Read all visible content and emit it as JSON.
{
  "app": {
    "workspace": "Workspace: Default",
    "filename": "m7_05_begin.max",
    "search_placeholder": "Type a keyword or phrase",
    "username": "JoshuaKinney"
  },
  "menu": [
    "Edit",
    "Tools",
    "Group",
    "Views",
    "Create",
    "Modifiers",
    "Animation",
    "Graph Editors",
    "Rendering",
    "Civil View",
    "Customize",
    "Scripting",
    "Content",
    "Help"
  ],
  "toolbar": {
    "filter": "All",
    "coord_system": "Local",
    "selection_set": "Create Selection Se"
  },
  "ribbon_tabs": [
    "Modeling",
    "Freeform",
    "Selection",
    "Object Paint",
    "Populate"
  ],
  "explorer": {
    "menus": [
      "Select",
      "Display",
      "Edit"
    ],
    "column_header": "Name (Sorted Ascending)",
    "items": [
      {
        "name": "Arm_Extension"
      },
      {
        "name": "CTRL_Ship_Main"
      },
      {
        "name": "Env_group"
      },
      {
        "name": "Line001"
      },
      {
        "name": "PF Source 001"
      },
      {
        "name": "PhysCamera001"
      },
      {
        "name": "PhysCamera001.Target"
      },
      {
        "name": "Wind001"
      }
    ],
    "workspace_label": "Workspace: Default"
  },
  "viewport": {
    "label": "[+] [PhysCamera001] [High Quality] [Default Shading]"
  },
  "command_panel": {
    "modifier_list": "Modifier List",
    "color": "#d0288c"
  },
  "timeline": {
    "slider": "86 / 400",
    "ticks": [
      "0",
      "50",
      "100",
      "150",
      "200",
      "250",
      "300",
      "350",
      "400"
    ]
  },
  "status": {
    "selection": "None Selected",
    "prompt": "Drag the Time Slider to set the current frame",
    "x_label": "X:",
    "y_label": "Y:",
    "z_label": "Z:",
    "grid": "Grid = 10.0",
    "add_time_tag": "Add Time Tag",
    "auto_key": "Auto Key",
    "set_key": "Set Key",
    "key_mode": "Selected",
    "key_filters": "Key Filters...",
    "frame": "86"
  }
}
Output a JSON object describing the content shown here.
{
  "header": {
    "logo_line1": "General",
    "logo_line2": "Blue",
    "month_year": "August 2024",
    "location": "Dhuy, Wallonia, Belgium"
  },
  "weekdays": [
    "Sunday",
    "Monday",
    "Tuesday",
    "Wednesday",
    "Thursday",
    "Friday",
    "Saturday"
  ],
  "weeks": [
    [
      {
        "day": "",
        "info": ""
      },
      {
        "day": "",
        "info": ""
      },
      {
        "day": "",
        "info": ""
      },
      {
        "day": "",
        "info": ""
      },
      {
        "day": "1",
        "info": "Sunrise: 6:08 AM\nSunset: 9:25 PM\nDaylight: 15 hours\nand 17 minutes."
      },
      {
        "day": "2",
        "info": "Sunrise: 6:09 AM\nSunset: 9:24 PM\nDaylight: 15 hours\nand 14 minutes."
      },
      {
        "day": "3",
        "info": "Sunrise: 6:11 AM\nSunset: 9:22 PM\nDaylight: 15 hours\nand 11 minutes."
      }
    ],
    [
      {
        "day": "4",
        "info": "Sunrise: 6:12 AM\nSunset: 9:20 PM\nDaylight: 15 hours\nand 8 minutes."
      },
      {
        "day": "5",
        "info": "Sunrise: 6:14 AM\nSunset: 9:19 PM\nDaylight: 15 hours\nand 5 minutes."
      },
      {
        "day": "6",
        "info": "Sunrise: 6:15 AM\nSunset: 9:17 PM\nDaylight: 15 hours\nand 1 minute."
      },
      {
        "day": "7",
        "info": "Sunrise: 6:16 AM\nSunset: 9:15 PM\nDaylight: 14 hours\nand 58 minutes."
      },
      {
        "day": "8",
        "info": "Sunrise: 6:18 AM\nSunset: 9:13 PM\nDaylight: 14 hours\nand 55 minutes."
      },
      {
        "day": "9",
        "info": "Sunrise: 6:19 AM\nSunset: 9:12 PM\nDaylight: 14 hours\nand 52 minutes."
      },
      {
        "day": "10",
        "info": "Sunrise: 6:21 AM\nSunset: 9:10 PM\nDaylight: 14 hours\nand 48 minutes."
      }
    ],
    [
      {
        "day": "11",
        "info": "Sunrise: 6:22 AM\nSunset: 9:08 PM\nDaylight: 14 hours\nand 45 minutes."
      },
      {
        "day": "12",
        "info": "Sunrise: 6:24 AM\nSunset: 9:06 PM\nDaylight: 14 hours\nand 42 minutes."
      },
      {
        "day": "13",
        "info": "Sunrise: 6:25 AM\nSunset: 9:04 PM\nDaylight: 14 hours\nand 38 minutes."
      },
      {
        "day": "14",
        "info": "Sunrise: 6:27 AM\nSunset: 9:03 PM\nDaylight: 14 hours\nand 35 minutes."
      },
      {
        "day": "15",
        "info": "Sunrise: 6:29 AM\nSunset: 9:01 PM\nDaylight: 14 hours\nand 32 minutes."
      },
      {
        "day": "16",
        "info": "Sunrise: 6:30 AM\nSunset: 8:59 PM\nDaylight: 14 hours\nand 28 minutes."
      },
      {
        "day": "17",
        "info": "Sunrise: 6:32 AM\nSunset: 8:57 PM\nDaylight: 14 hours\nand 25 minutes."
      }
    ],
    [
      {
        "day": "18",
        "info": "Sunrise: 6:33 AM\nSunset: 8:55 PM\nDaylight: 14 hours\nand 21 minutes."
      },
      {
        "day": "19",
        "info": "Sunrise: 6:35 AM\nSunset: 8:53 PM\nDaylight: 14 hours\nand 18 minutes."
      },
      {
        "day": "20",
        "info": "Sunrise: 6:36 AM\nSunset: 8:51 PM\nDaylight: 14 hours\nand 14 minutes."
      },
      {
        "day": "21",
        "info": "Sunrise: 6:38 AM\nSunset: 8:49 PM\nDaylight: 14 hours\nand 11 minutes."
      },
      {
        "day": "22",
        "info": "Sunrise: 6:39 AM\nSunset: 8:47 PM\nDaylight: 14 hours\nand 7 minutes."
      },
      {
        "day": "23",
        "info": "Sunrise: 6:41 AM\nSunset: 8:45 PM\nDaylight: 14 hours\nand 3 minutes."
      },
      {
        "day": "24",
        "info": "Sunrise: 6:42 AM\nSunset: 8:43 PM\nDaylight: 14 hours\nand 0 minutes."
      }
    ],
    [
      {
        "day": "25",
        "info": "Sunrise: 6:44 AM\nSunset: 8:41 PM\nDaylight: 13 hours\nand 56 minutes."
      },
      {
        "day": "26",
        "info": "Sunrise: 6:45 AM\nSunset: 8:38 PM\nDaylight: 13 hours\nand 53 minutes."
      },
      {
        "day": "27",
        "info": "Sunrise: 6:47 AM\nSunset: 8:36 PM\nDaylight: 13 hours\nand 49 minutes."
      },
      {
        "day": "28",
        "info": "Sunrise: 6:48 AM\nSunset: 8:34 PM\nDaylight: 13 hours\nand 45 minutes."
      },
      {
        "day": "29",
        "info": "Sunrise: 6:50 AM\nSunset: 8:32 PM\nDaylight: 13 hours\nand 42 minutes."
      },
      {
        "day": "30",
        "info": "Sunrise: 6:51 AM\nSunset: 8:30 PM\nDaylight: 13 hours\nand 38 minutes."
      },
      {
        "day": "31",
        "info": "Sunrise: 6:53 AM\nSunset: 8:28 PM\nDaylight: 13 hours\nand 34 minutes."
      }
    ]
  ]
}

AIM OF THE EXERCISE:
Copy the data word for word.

SOLUTION TO THIS TASK:
Read all visible content and emit it as JSON.
{
  "app": {
    "workspace": "Workspace: Default",
    "filename": "m7_05_begin.max",
    "search_placeholder": "Type a keyword or phrase",
    "username": "JoshuaKinney"
  },
  "menu": [
    "Edit",
    "Tools",
    "Group",
    "Views",
    "Create",
    "Modifiers",
    "Animation",
    "Graph Editors",
    "Rendering",
    "Civil View",
    "Customize",
    "Scripting",
    "Content",
    "Help"
  ],
  "toolbar": {
    "filter": "All",
    "coord_system": "Local",
    "selection_set": "Create Selection Se"
  },
  "ribbon_tabs": [
    "Modeling",
    "Freeform",
    "Selection",
    "Object Paint",
    "Populate"
  ],
  "explorer": {
    "menus": [
      "Select",
      "Display",
      "Edit"
    ],
    "column_header": "Name (Sorted Ascending)",
    "items": [
      {
        "name": "Arm_Extension"
      },
      {
        "name": "CTRL_Ship_Main"
      },
      {
        "name": "Env_group"
      },
      {
        "name": "Line001"
      },
      {
        "name": "PF Source 001"
      },
      {
        "name": "PhysCamera001"
      },
      {
        "name": "PhysCamera001.Target"
      },
      {
        "name": "Wind001"
      }
    ],
    "workspace_label": "Workspace: Default"
  },
  "viewport": {
    "label": "[+] [PhysCamera001] [High Quality] [Default Shading]"
  },
  "command_panel": {
    "modifier_list": "Modifier List",
    "color": "#d0288c"
  },
  "timeline": {
    "slider": "86 / 400",
    "ticks": [
      "0",
      "50",
      "100",
      "150",
      "200",
      "250",
      "300",
      "350",
      "400"
    ]
  },
  "status": {
    "selection": "None Selected",
    "prompt": "Drag the Time Slider to set the current frame",
    "x_label": "X:",
    "y_label": "Y:",
    "z_label": "Z:",
    "grid": "Grid = 10.0",
    "add_time_tag": "Add Time Tag",
    "auto_key": "Auto Key",
    "set_key": "Set Key",
    "key_mode": "Selected",
    "key_filters": "Key Filters...",
    "frame": "86"
  }
}
Output a JSON object describing the content shown here.
{
  "header": {
    "logo_line1": "General",
    "logo_line2": "Blue",
    "month_year": "August 2024",
    "location": "Dhuy, Wallonia, Belgium"
  },
  "weekdays": [
    "Sunday",
    "Monday",
    "Tuesday",
    "Wednesday",
    "Thursday",
    "Friday",
    "Saturday"
  ],
  "weeks": [
    [
      {
        "day": "",
        "info": ""
      },
      {
        "day": "",
        "info": ""
      },
      {
        "day": "",
        "info": ""
      },
      {
        "day": "",
        "info": ""
      },
      {
        "day": "1",
        "info": "Sunrise: 6:08 AM\nSunset: 9:25 PM\nDaylight: 15 hours\nand 17 minutes."
      },
      {
        "day": "2",
        "info": "Sunrise: 6:09 AM\nSunset: 9:24 PM\nDaylight: 15 hours\nand 14 minutes."
      },
      {
        "day": "3",
        "info": "Sunrise: 6:11 AM\nSunset: 9:22 PM\nDaylight: 15 hours\nand 11 minutes."
      }
    ],
    [
      {
        "day": "4",
        "info": "Sunrise: 6:12 AM\nSunset: 9:20 PM\nDaylight: 15 hours\nand 8 minutes."
      },
      {
        "day": "5",
        "info": "Sunrise: 6:14 AM\nSunset: 9:19 PM\nDaylight: 15 hours\nand 5 minutes."
      },
      {
        "day": "6",
        "info": "Sunrise: 6:15 AM\nSunset: 9:17 PM\nDaylight: 15 hours\nand 1 minute."
      },
      {
        "day": "7",
        "info": "Sunrise: 6:16 AM\nSunset: 9:15 PM\nDaylight: 14 hours\nand 58 minutes."
      },
      {
        "day": "8",
        "info": "Sunrise: 6:18 AM\nSunset: 9:13 PM\nDaylight: 14 hours\nand 55 minutes."
      },
      {
        "day": "9",
        "info": "Sunrise: 6:19 AM\nSunset: 9:12 PM\nDaylight: 14 hours\nand 52 minutes."
      },
      {
        "day": "10",
        "info": "Sunrise: 6:21 AM\nSunset: 9:10 PM\nDaylight: 14 hours\nand 48 minutes."
      }
    ],
    [
      {
        "day": "11",
        "info": "Sunrise: 6:22 AM\nSunset: 9:08 PM\nDaylight: 14 hours\nand 45 minutes."
      },
      {
        "day": "12",
        "info": "Sunrise: 6:24 AM\nSunset: 9:06 PM\nDaylight: 14 hours\nand 42 minutes."
      },
      {
        "day": "13",
        "info": "Sunrise: 6:25 AM\nSunset: 9:04 PM\nDaylight: 14 hours\nand 38 minutes."
      },
      {
        "day": "14",
        "info": "Sunrise: 6:27 AM\nSunset: 9:03 PM\nDaylight: 14 hours\nand 35 minutes."
      },
      {
        "day": "15",
        "info": "Sunrise: 6:29 AM\nSunset: 9:01 PM\nDaylight: 14 hours\nand 32 minutes."
      },
      {
        "day": "16",
        "info": "Sunrise: 6:30 AM\nSunset: 8:59 PM\nDaylight: 14 hours\nand 28 minutes."
      },
      {
        "day": "17",
        "info": "Sunrise: 6:32 AM\nSunset: 8:57 PM\nDaylight: 14 hours\nand 25 minutes."
      }
    ],
    [
      {
        "day": "18",
        "info": "Sunrise: 6:33 AM\nSunset: 8:55 PM\nDaylight: 14 hours\nand 21 minutes."
      },
      {
        "day": "19",
        "info": "Sunrise: 6:35 AM\nSunset: 8:53 PM\nDaylight: 14 hours\nand 18 minutes."
      },
      {
        "day": "20",
        "info": "Sunrise: 6:36 AM\nSunset: 8:51 PM\nDaylight: 14 hours\nand 14 minutes."
      },
      {
        "day": "21",
        "info": "Sunrise: 6:38 AM\nSunset: 8:49 PM\nDaylight: 14 hours\nand 11 minutes."
      },
      {
        "day": "22",
        "info": "Sunrise: 6:39 AM\nSunset: 8:47 PM\nDaylight: 14 hours\nand 7 minutes."
      },
      {
        "day": "23",
        "info": "Sunrise: 6:41 AM\nSunset: 8:45 PM\nDaylight: 14 hours\nand 3 minutes."
      },
      {
        "day": "24",
        "info": "Sunrise: 6:42 AM\nSunset: 8:43 PM\nDaylight: 14 hours\nand 0 minutes."
      }
    ],
    [
      {
        "day": "25",
        "info": "Sunrise: 6:44 AM\nSunset: 8:41 PM\nDaylight: 13 hours\nand 56 minutes."
      },
      {
        "day": "26",
        "info": "Sunrise: 6:45 AM\nSunset: 8:38 PM\nDaylight: 13 hours\nand 53 minutes."
      },
      {
        "day": "27",
        "info": "Sunrise: 6:47 AM\nSunset: 8:36 PM\nDaylight: 13 hours\nand 49 minutes."
      },
      {
        "day": "28",
        "info": "Sunrise: 6:48 AM\nSunset: 8:34 PM\nDaylight: 13 hours\nand 45 minutes."
      },
      {
        "day": "29",
        "info": "Sunrise: 6:50 AM\nSunset: 8:32 PM\nDaylight: 13 hours\nand 42 minutes."
      },
      {
        "day": "30",
        "info": "Sunrise: 6:51 AM\nSunset: 8:30 PM\nDaylight: 13 hours\nand 38 minutes."
      },
      {
        "day": "31",
        "info": "Sunrise: 6:53 AM\nSunset: 8:28 PM\nDaylight: 13 hours\nand 34 minutes."
      }
    ]
  ]
}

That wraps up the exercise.